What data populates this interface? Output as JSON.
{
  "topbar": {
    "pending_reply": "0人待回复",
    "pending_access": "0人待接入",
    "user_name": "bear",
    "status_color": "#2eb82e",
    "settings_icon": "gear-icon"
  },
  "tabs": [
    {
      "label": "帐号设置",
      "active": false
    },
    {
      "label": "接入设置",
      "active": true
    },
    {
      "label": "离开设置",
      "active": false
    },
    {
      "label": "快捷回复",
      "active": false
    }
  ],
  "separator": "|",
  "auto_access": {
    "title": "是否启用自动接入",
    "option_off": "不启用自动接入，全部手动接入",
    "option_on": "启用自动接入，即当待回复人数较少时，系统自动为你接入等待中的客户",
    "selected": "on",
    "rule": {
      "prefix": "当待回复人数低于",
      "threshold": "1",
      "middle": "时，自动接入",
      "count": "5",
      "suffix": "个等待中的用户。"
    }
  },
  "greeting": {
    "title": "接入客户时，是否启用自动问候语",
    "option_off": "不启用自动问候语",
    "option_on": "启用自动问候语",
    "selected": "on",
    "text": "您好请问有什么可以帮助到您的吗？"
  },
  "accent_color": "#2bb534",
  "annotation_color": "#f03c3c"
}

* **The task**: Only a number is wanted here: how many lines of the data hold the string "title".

* **Expected answer**: 2